WASHINGTON OWNERS DELAYED — AGAIN: A long-awaited selection of owners for the MLB-controlled Washington Nationals, targeted as recently as two weeks ago for last week’s meeting, was put on hold again as MLB executives and District of Columbia officials continue to squabble over a lease deal for the club’s new ballpark in Southeast Washington. MLB, wanting a maximum sale price for the club, is making the lease a prerequisite for the sale of the Nationals. Already fractious negotiations hit a deeper snag when district officials demanded that MLB guarantee the Nationals $6 million a year in stadium lease payments, even in the event of the work stoppage, natural disaster or terrorism.

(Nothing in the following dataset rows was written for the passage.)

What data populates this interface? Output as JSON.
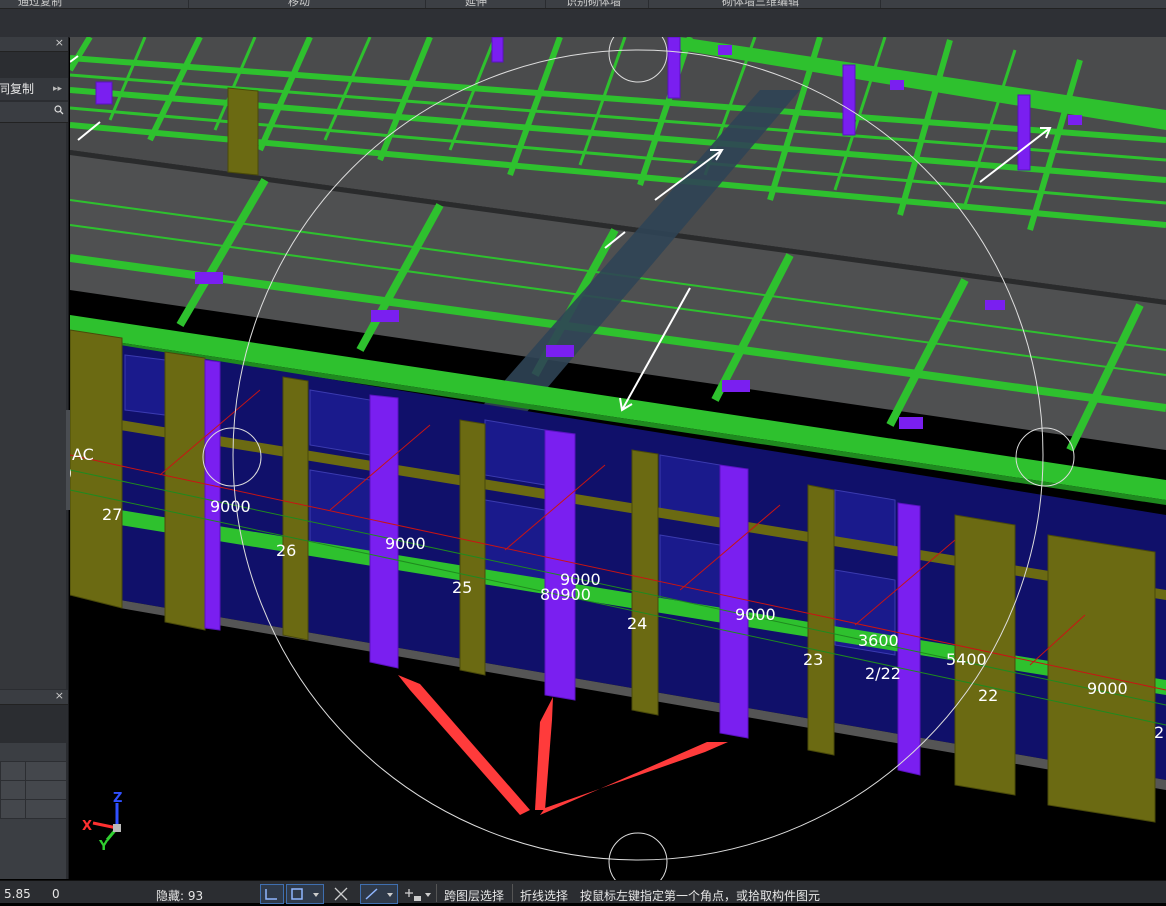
{
  "menu": {
    "items": [
      "通过复制",
      "移动",
      "延伸",
      "识别砌体墙",
      "砌体墙三维编辑"
    ]
  },
  "left_panel": {
    "copy_label": "同复制",
    "expand_glyph": "▸▸",
    "close_glyph": "×"
  },
  "viewport": {
    "axis_labels": [
      "27",
      "26",
      "25",
      "24",
      "23",
      "2/22",
      "22",
      "2"
    ],
    "dimension_labels": [
      "9000",
      "9000",
      "9000",
      "80900",
      "9000",
      "3600",
      "5400",
      "9000"
    ],
    "corner_text": [
      "AC",
      ")"
    ],
    "axes_triad": {
      "x": "X",
      "y": "Y",
      "z": "Z"
    }
  },
  "status": {
    "coord_value": "5.85",
    "z_value": "0",
    "hidden_label": "隐藏: 93",
    "cross_layer_select": "跨图层选择",
    "polyline_select": "折线选择",
    "prompt": "按鼠标左键指定第一个角点，或拾取构件图元"
  },
  "colors": {
    "beam_green": "#2ec12e",
    "column_purple": "#7a1ff0",
    "wall_olive": "#6b6a12",
    "window_navy": "#10106a",
    "slab_gray": "#4a4b4c",
    "annotation_red": "#ff3b3b",
    "axis_line_red": "#c81414",
    "axis_line_green": "#1f8a1f"
  }
}
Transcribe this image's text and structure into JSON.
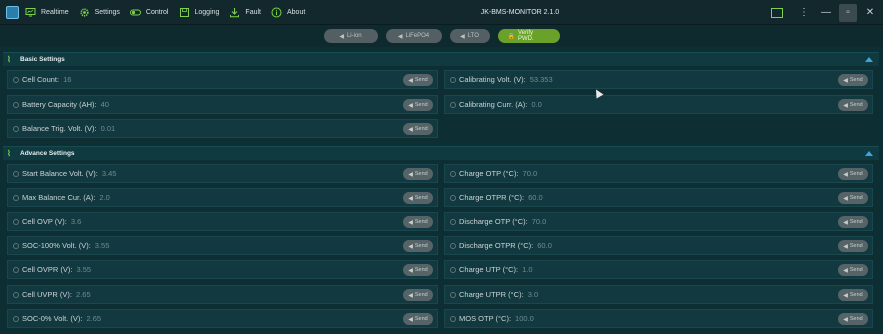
{
  "menu": {
    "items": [
      {
        "label": "Realtime",
        "icon": "monitor-icon"
      },
      {
        "label": "Settings",
        "icon": "gear-icon"
      },
      {
        "label": "Control",
        "icon": "toggle-icon"
      },
      {
        "label": "Logging",
        "icon": "save-icon"
      },
      {
        "label": "Fault",
        "icon": "download-icon"
      },
      {
        "label": "About",
        "icon": "info-icon"
      }
    ]
  },
  "window": {
    "title": "JK-BMS-MONITOR 2.1.0",
    "controls": [
      "monitor",
      "⋮",
      "—",
      "▫",
      "✕"
    ]
  },
  "toolbar": {
    "buttons": [
      "Li-ion",
      "LiFePO4",
      "LTO"
    ],
    "verify_label": "Verify PWD."
  },
  "send_label": "Send",
  "basic": {
    "title": "Basic Settings",
    "left": [
      {
        "label": "Cell Count:",
        "value": "16"
      },
      {
        "label": "Battery Capacity (AH):",
        "value": "40"
      },
      {
        "label": "Balance Trig. Volt. (V):",
        "value": "0.01"
      }
    ],
    "right": [
      {
        "label": "Calibrating Volt. (V):",
        "value": "53.353"
      },
      {
        "label": "Calibrating Curr. (A):",
        "value": "0.0"
      }
    ]
  },
  "advance": {
    "title": "Advance Settings",
    "left": [
      {
        "label": "Start Balance Volt. (V):",
        "value": "3.45"
      },
      {
        "label": "Max Balance Cur. (A):",
        "value": "2.0"
      },
      {
        "label": "Cell OVP (V):",
        "value": "3.6"
      },
      {
        "label": "SOC-100% Volt. (V):",
        "value": "3.55"
      },
      {
        "label": "Cell OVPR (V):",
        "value": "3.55"
      },
      {
        "label": "Cell UVPR (V):",
        "value": "2.65"
      },
      {
        "label": "SOC-0% Volt. (V):",
        "value": "2.65"
      }
    ],
    "right": [
      {
        "label": "Charge OTP (°C):",
        "value": "70.0"
      },
      {
        "label": "Charge OTPR (°C):",
        "value": "60.0"
      },
      {
        "label": "Discharge OTP (°C):",
        "value": "70.0"
      },
      {
        "label": "Discharge OTPR (°C):",
        "value": "60.0"
      },
      {
        "label": "Charge UTP (°C):",
        "value": "1.0"
      },
      {
        "label": "Charge UTPR (°C):",
        "value": "3.0"
      },
      {
        "label": "MOS OTP (°C):",
        "value": "100.0"
      }
    ]
  }
}
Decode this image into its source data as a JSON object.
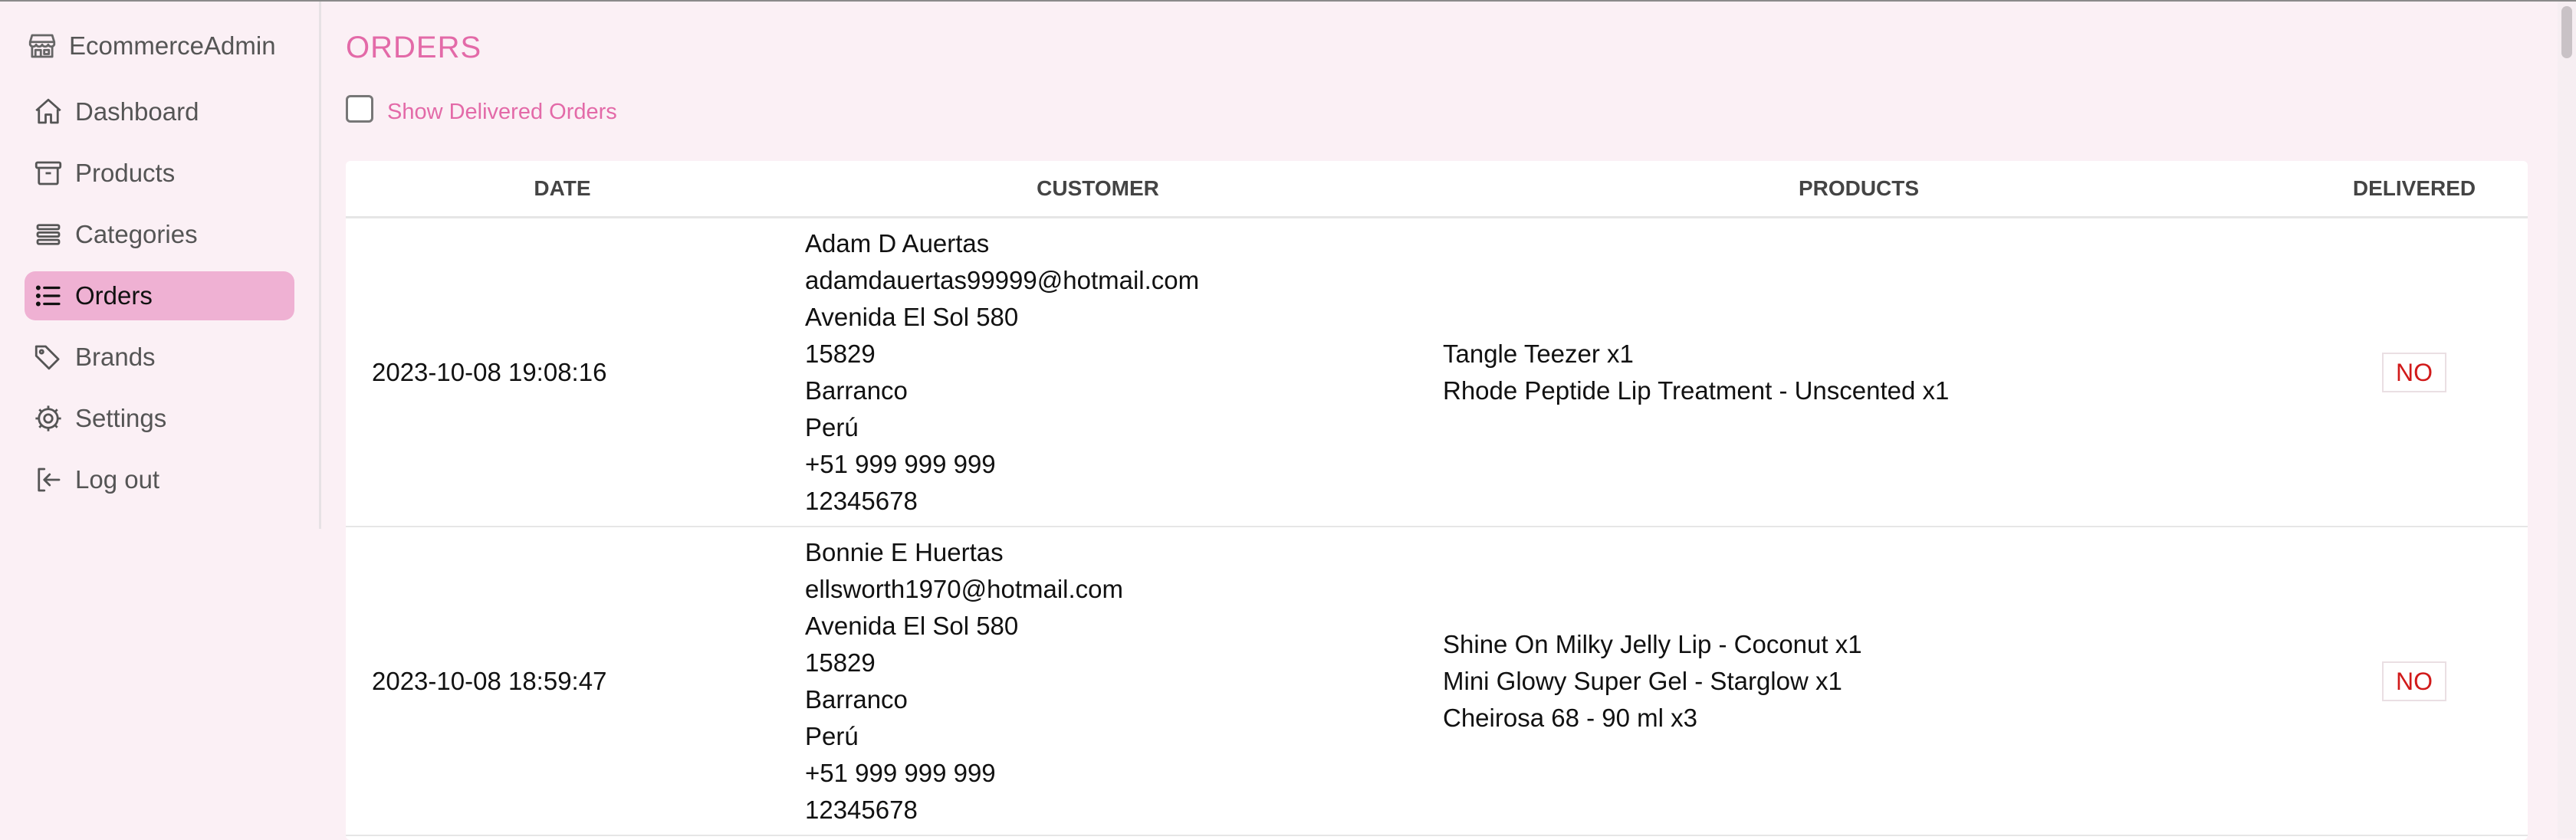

The demand runs counter to language in the Baseball Stadium Agreement that governed last year’s relocation of the Montreal Expos to Washington.
“They are putting things forward that we simply don’t view as appropriate,” said MLB President Bob DuPuy.
The stadium bonds must be issued by the end of December to keep the district in accordance with that portion of the relocation agreement.
STERNBERG GETS APPROVED: Stuart Sternberg’s acquisition of a controlling interest in the Tampa Bay Devil Rays was unanimously approved by the other 29 clubs, who are watching him with great expectations that he will turn around one of baseball’s most troubled markets.
“Our first step is still to rebuild the infrastructure of this franchise, lower the barriers to entry to see our games, and repair some fractured relationships with the business community,” Sternberg said. “What we’re talking about is a complete brand upheaval, and one that’s just getting started.”